She also knows the often cruel ways that kids act toward each other. Sofia, who enjoys rock collecting and examining insects, is called the ‘Bug Girl’ by her classmates and ostracized. At first, Abby is afraid that she’ll be ostracized too if she hangs out with her. It’s a sad truth that I’ve seen happen all the time – kids being branded as uncool for having odd interests and becoming outcasts. Abby learns to stick with her new friend, which I think is a great message for any student.
Other great messages include handy tips about dealing with Fairies. The Folk that Abby and Sofia encounter are far from Tinkerbell. They’re much more like the creatures depicted in William Allingham’s poem “The Fairies,” Neil Gaiman’s Coraline , Jonathan Strange and Mister Norrel or Hellboy – capricious, callous creatures who don’t care at all about human lives. The Willing Stone even includes some good survival tips for dealing with Fairies, like not eating the food if you’re trapped in their land. That’s information every child needs to know.

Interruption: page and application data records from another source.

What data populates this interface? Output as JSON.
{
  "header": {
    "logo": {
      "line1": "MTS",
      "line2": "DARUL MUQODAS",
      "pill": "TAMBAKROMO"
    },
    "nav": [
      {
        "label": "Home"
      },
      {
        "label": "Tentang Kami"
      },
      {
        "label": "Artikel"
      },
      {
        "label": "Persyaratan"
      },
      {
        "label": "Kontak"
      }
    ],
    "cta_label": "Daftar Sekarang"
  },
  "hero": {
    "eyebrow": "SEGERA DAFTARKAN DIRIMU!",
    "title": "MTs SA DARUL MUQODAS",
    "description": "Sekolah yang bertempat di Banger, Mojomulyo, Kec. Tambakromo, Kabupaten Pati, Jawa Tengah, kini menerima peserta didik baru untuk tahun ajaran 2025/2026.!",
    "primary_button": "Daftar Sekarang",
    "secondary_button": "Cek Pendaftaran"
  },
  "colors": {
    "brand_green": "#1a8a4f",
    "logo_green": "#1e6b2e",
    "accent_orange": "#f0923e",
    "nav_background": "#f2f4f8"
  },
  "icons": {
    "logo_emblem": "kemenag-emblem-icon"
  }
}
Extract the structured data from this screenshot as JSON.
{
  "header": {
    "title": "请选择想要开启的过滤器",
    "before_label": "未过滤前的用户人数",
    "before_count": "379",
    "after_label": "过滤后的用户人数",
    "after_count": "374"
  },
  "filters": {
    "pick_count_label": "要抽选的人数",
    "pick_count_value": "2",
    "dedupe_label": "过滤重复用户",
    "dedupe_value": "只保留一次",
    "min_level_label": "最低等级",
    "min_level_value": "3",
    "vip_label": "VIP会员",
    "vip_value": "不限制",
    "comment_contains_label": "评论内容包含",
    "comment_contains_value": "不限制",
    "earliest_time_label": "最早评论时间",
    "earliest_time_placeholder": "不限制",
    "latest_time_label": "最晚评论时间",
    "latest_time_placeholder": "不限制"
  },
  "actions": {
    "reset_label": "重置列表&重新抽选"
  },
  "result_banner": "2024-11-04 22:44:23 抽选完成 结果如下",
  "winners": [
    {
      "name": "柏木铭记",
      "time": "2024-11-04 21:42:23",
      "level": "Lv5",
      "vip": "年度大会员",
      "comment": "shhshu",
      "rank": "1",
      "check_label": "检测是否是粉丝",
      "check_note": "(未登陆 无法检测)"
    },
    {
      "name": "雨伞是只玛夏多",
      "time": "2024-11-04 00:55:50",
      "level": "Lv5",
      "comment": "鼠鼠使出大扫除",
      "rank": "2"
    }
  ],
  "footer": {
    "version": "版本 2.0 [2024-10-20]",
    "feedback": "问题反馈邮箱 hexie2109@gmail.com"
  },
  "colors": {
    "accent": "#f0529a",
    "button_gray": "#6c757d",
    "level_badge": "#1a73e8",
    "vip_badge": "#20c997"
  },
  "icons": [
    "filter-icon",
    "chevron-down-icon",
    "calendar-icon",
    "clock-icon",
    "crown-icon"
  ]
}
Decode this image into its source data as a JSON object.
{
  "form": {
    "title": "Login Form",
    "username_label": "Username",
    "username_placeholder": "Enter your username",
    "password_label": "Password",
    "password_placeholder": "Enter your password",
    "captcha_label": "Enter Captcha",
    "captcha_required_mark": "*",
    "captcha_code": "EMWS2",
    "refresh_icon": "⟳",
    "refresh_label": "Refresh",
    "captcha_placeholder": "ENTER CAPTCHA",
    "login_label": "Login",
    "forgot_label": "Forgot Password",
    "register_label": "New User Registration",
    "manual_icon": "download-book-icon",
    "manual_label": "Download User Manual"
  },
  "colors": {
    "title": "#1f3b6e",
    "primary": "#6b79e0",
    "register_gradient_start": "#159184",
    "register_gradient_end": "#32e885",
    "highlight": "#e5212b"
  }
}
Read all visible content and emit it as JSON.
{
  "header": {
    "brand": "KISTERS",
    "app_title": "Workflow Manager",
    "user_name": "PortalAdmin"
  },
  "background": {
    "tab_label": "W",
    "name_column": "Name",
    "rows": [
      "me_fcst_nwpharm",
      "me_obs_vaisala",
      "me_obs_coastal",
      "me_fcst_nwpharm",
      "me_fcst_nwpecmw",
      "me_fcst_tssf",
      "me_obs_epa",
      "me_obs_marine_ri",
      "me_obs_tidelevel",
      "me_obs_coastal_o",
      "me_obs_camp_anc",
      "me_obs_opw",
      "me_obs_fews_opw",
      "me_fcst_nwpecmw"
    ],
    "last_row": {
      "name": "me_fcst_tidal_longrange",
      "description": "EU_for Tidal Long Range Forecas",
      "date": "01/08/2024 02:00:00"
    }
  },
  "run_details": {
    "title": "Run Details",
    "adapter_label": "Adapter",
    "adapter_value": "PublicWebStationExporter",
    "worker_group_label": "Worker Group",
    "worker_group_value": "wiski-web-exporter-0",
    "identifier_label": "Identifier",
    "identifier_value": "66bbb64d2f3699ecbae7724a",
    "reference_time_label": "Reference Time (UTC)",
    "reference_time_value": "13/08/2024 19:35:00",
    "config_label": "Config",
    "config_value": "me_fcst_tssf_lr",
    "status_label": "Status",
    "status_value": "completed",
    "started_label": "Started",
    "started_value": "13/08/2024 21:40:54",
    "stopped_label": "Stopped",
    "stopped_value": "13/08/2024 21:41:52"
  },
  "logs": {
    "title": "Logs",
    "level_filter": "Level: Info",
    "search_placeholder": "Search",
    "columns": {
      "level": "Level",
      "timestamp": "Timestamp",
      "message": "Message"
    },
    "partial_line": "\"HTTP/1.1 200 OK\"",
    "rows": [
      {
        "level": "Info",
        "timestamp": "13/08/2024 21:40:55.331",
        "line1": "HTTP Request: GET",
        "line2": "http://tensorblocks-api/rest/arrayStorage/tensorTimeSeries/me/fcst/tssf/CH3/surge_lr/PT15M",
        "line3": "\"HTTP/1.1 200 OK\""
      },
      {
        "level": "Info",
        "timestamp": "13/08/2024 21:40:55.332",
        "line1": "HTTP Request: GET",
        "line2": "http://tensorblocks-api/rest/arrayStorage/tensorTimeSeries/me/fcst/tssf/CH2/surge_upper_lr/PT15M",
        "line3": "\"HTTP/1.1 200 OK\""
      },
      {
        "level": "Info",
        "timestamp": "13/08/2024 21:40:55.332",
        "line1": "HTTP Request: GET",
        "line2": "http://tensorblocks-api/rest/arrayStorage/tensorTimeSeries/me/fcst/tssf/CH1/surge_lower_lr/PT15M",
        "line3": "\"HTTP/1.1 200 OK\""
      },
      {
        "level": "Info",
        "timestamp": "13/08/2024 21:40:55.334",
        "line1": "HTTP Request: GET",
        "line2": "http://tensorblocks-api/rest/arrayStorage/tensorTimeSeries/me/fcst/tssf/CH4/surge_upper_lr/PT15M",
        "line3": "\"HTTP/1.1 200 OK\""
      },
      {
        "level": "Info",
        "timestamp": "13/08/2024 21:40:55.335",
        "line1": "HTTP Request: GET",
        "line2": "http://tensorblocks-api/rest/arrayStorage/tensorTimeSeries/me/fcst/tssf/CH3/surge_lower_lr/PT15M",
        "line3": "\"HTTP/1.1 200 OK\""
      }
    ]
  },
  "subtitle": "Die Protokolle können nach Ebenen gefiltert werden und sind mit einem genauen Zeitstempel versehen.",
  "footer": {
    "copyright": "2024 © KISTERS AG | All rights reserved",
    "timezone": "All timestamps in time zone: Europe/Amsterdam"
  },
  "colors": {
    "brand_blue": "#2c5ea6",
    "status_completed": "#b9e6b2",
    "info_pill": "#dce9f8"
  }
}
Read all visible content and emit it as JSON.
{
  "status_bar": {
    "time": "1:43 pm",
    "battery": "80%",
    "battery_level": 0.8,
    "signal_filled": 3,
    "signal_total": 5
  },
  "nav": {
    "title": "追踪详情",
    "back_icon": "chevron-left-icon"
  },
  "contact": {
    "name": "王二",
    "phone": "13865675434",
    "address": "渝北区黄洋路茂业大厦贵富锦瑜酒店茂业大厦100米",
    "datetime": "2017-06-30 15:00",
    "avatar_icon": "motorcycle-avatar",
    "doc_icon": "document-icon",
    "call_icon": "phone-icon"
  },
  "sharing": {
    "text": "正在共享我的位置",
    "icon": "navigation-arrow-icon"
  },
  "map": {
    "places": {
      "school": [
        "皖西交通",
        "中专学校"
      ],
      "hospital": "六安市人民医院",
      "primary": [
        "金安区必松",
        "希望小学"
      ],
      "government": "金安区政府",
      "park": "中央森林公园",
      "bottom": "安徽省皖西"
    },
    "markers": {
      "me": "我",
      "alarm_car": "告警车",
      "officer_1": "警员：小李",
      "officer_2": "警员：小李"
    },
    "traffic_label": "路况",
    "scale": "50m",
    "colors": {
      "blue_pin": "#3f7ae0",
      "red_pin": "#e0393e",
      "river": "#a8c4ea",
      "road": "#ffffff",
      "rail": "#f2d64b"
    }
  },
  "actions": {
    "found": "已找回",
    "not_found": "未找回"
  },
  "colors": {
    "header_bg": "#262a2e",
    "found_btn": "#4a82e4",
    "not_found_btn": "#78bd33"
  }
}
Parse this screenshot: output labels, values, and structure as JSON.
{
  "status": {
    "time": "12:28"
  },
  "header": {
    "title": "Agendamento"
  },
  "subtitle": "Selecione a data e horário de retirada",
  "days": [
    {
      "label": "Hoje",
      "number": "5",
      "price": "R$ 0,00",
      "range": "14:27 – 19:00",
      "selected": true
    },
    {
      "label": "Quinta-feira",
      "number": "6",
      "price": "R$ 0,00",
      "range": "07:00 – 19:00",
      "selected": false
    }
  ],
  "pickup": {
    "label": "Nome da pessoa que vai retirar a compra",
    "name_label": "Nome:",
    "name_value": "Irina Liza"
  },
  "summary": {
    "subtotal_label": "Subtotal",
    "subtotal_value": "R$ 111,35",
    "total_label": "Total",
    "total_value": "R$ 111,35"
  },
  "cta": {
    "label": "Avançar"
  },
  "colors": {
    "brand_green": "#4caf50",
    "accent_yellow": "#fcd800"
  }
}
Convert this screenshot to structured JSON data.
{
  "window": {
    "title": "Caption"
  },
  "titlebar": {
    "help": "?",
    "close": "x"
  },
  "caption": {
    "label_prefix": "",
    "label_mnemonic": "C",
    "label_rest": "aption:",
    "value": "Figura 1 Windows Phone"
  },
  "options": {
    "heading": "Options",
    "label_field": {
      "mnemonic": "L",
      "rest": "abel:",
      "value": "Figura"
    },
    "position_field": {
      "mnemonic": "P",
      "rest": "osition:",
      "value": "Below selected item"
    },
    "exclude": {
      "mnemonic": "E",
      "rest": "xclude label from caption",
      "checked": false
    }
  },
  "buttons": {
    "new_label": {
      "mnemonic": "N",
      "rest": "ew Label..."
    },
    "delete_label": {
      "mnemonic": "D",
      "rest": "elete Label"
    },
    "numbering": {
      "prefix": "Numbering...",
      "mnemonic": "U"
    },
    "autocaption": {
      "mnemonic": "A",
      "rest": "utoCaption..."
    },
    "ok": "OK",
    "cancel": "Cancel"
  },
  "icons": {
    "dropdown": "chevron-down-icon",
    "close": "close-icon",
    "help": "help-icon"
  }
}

Thanks to a great style, a good message, and fast-paced eldritch action, The Willing Stone ended up being a great read. If you’re a parent or teacher, I urge you to pick it up.